*** Given records ***

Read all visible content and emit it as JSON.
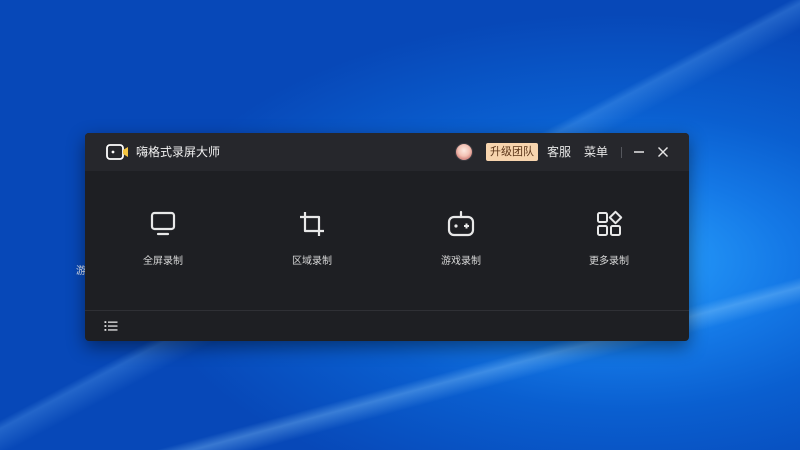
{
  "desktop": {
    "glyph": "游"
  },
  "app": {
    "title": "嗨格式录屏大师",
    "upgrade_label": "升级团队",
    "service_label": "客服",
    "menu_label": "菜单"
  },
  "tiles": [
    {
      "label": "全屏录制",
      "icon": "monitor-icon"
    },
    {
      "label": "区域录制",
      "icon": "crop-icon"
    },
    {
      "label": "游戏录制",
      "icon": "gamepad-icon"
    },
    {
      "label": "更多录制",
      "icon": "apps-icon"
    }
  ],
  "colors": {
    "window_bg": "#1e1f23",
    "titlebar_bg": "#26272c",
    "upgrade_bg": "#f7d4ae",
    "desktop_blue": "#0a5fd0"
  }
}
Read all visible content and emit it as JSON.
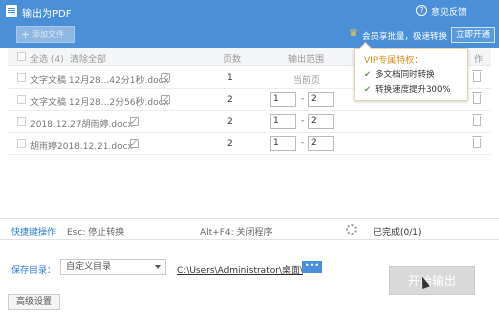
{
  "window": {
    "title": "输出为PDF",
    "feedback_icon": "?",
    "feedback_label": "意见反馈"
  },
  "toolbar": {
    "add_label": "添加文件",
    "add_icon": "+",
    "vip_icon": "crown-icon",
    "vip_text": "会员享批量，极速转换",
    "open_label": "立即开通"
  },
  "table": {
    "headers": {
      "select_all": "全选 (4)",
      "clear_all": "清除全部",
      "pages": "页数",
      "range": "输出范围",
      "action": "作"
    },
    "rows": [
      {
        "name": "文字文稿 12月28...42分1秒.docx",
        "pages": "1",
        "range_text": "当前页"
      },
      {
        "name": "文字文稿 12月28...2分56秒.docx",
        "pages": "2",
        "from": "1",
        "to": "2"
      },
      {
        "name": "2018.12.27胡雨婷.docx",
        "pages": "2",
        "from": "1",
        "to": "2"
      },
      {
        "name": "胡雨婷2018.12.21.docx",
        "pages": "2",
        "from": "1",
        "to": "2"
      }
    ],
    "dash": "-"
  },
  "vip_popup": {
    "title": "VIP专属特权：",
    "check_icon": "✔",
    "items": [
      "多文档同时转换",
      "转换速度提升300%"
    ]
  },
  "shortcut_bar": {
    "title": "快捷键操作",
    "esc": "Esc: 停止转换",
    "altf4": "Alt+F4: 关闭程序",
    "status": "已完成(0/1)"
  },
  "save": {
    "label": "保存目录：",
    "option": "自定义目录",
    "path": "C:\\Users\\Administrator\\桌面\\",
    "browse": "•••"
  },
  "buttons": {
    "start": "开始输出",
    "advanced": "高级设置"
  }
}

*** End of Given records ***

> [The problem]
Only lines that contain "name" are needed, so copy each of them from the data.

> [Finished exercise]
        "name": "文字文稿 12月28...42分1秒.docx",
        "name": "文字文稿 12月28...2分56秒.docx",
        "name": "2018.12.27胡雨婷.docx",
        "name": "胡雨婷2018.12.21.docx",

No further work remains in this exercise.